After gently removing the eggs from the fish, by whatever method, which can contain as many as a million eggs for a century old albino, they are passed through a Caviar sieve and washed until clean, pad dried and salted. The most natural way to present Caviar for consumption would be as it is, but it would only last a few weeks refrigerated. That is why salt is used as the best natural preservative. Unfortunately, some use boric acid and/or sodium borate (naturally occurring mineral salt which is a type of laundry detergent), and/or some other unnatural preservatives to make it last longer, and as flavor enhancers. The Caviar is then packed in glass jars or lacquer-lined cans while being slowly pressed to clear it of air. Some Caviar is “aged” and packed after 12 months, if a stronger flavor is desired, depending on the geographical market. It is vital for all the air to be pressed out slowly as oxygen leads to faster spoilage. The containers must become hermetically sealed.

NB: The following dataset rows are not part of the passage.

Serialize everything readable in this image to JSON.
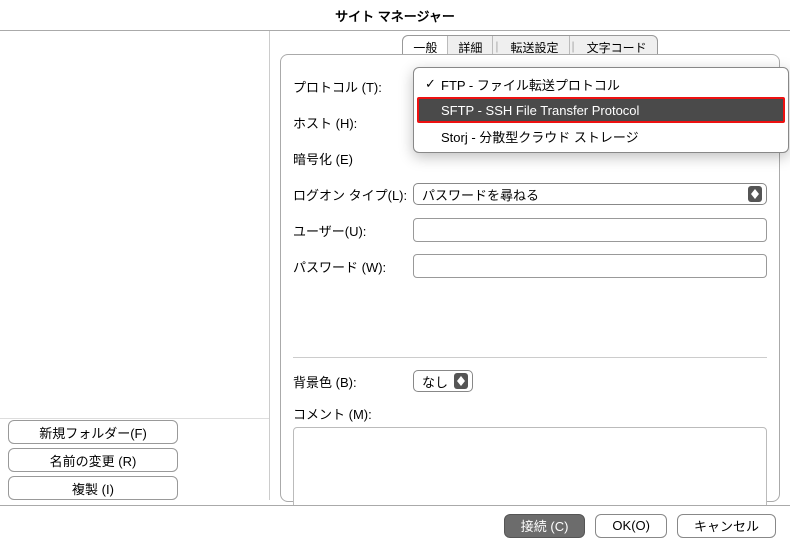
{
  "window": {
    "title": "サイト マネージャー"
  },
  "left": {
    "buttons": {
      "new_folder": "新規フォルダー(F)",
      "rename": "名前の変更 (R)",
      "duplicate": "複製 (I)"
    }
  },
  "tabs": {
    "general": "一般",
    "advanced": "詳細",
    "transfer": "転送設定",
    "charset": "文字コード"
  },
  "form": {
    "protocol_label": "プロトコル (T):",
    "host_label": "ホスト (H):",
    "encrypt_label": "暗号化 (E)",
    "logon_label": "ログオン タイプ(L):",
    "user_label": "ユーザー(U):",
    "password_label": "パスワード (W):",
    "bgcolor_label": "背景色 (B):",
    "comment_label": "コメント (M):",
    "logon_value": "パスワードを尋ねる",
    "bgcolor_value": "なし",
    "host_value": "",
    "user_value": "",
    "password_value": ""
  },
  "dropdown": {
    "items": [
      {
        "label": "FTP - ファイル転送プロトコル",
        "checked": true,
        "highlight": false
      },
      {
        "label": "SFTP - SSH File Transfer Protocol",
        "checked": false,
        "highlight": true
      },
      {
        "label": "Storj - 分散型クラウド ストレージ",
        "checked": false,
        "highlight": false
      }
    ]
  },
  "footer": {
    "connect": "接続 (C)",
    "ok": "OK(O)",
    "cancel": "キャンセル"
  }
}
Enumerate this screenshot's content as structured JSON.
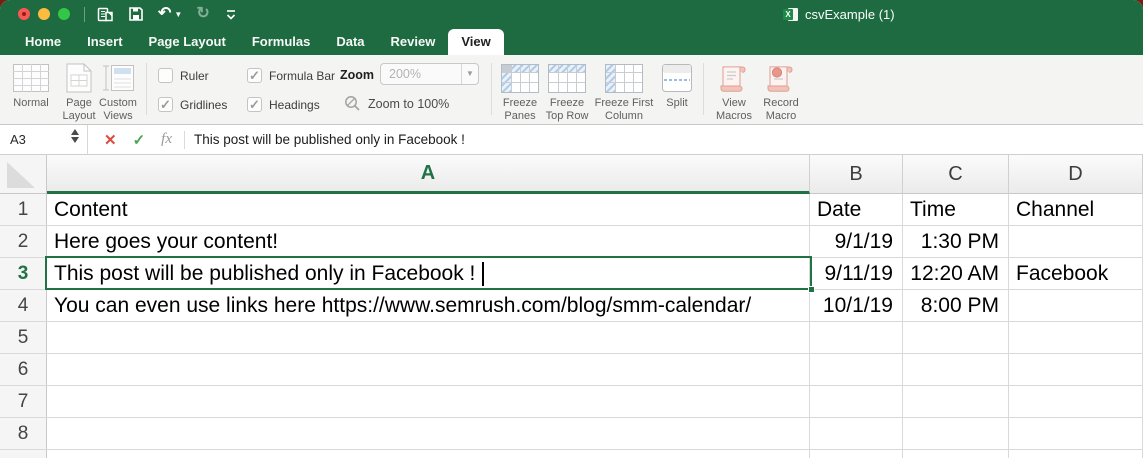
{
  "window": {
    "title": "csvExample (1)"
  },
  "tabs": [
    {
      "label": "Home",
      "active": false
    },
    {
      "label": "Insert",
      "active": false
    },
    {
      "label": "Page Layout",
      "active": false
    },
    {
      "label": "Formulas",
      "active": false
    },
    {
      "label": "Data",
      "active": false
    },
    {
      "label": "Review",
      "active": false
    },
    {
      "label": "View",
      "active": true
    }
  ],
  "ribbon": {
    "views": [
      {
        "label": "Normal"
      },
      {
        "label": "Page Layout"
      },
      {
        "label": "Custom Views"
      }
    ],
    "show": [
      {
        "label": "Ruler",
        "checked": false
      },
      {
        "label": "Gridlines",
        "checked": true
      },
      {
        "label": "Formula Bar",
        "checked": true
      },
      {
        "label": "Headings",
        "checked": true
      }
    ],
    "zoom": {
      "label": "Zoom",
      "value": "200%",
      "zoom_100": "Zoom to 100%"
    },
    "window_group": [
      {
        "label": "Freeze Panes"
      },
      {
        "label": "Freeze Top Row"
      },
      {
        "label": "Freeze First Column"
      },
      {
        "label": "Split"
      }
    ],
    "macros": [
      {
        "label": "View Macros"
      },
      {
        "label": "Record Macro"
      }
    ]
  },
  "formula_bar": {
    "cell_ref": "A3",
    "formula": "This post will be published only in Facebook !"
  },
  "sheet": {
    "active_cell": "A3",
    "columns": [
      "A",
      "B",
      "C",
      "D"
    ],
    "row_numbers": [
      "1",
      "2",
      "3",
      "4",
      "5",
      "6",
      "7",
      "8"
    ],
    "cells": [
      [
        "Content",
        "Date",
        "Time",
        "Channel"
      ],
      [
        "Here goes your content!",
        "9/1/19",
        "1:30 PM",
        ""
      ],
      [
        "This post will be published only in Facebook !",
        "9/11/19",
        "12:20 AM",
        "Facebook"
      ],
      [
        "You can even use links here https://www.semrush.com/blog/smm-calendar/",
        "10/1/19",
        "8:00 PM",
        ""
      ]
    ]
  },
  "colors": {
    "excel_green": "#1e6b41",
    "selection_green": "#217346"
  }
}
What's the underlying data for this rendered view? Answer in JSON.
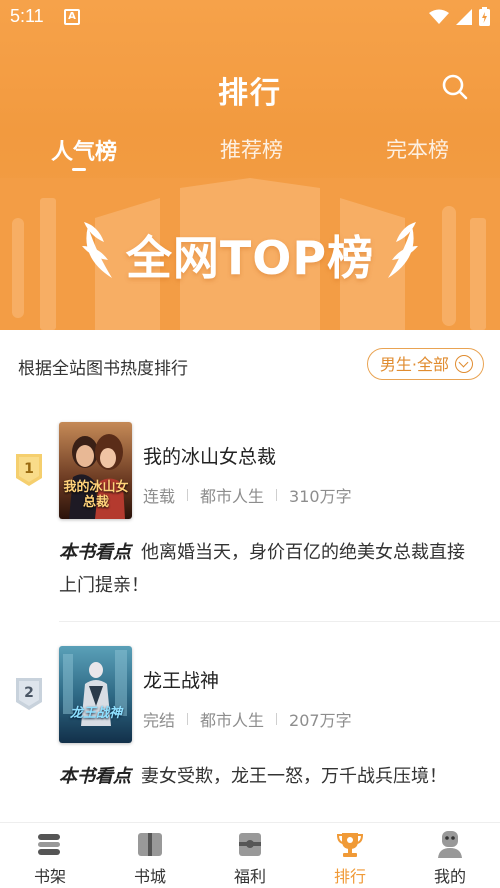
{
  "status": {
    "time": "5:11",
    "app_badge": "A"
  },
  "header": {
    "title": "排行",
    "tabs": [
      {
        "label": "人气榜",
        "active": true
      },
      {
        "label": "推荐榜",
        "active": false
      },
      {
        "label": "完本榜",
        "active": false
      }
    ],
    "banner_text": "全网TOP榜"
  },
  "filter": {
    "description": "根据全站图书热度排行",
    "button_label": "男生·全部"
  },
  "books": [
    {
      "rank": "1",
      "title": "我的冰山女总裁",
      "status": "连载",
      "category": "都市人生",
      "words": "310万字",
      "blurb_label": "本书看点",
      "blurb": "他离婚当天，身价百亿的绝美女总裁直接上门提亲！",
      "cover_title": "我的冰山女总裁"
    },
    {
      "rank": "2",
      "title": "龙王战神",
      "status": "完结",
      "category": "都市人生",
      "words": "207万字",
      "blurb_label": "本书看点",
      "blurb": "妻女受欺，龙王一怒，万千战兵压境！",
      "cover_title": "龙王战神"
    }
  ],
  "nav": [
    {
      "label": "书架",
      "icon": "bookshelf-icon",
      "active": false
    },
    {
      "label": "书城",
      "icon": "book-store-icon",
      "active": false
    },
    {
      "label": "福利",
      "icon": "welfare-icon",
      "active": false
    },
    {
      "label": "排行",
      "icon": "trophy-icon",
      "active": true
    },
    {
      "label": "我的",
      "icon": "profile-icon",
      "active": false
    }
  ],
  "colors": {
    "accent": "#f09a37",
    "header_bg": "#f29a3f"
  }
}
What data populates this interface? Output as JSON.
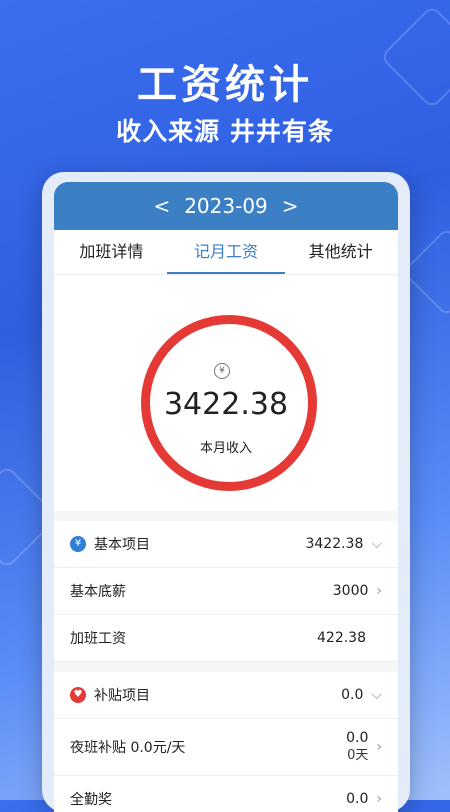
{
  "hero": {
    "title": "工资统计",
    "subtitle": "收入来源 井井有条"
  },
  "month": {
    "prev": "<",
    "value": "2023-09",
    "next": ">"
  },
  "tabs": [
    "加班详情",
    "记月工资",
    "其他统计"
  ],
  "summary": {
    "currency_icon": "¥",
    "amount": "3422.38",
    "label": "本月收入"
  },
  "basic": {
    "header": {
      "label": "基本项目",
      "value": "3422.38",
      "icon": "yen-icon"
    },
    "rows": [
      {
        "label": "基本底薪",
        "value": "3000"
      },
      {
        "label": "加班工资",
        "value": "422.38"
      }
    ]
  },
  "allowance": {
    "header": {
      "label": "补贴项目",
      "value": "0.0",
      "icon": "heart-icon"
    },
    "rows": [
      {
        "label": "夜班补贴 0.0元/天",
        "value": "0.0",
        "sub": "0天"
      },
      {
        "label": "全勤奖",
        "value": "0.0"
      }
    ]
  },
  "colors": {
    "accent": "#3b7fc4",
    "ring": "#e53935"
  }
}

After sealing the container, Caviar is typically aged for 3 months before sale, in order to allow its taste to develop. Fresh unsalted Caviar can only be stored refrigerated, at 3 to -1 degrees Celsius, for up to 30 days. Some brands pasteurize their eggs, which would not be considered “fresh” anymore, as they are “boiled”, even if for a short time, affecting taste and texture. In addition, fresh Caviar is a live product, much like unpasteurized milk, and pasteurizing it makes it not live anymore. That is why pasteurized Caviar can be stored at room temperature for up to a year. Freezing or drying Caviar also reduces quality, flavor and texture, but allows for even longer storage without spoilage.
At Caviar Classic, it is our goal to always source from the most sustainable and environmentally friendly aquafarms in order to do our part in moving farming methods in the right direction and to serve our valued customers with only the highest quality healthy products. That is our guarantee to our valued customers…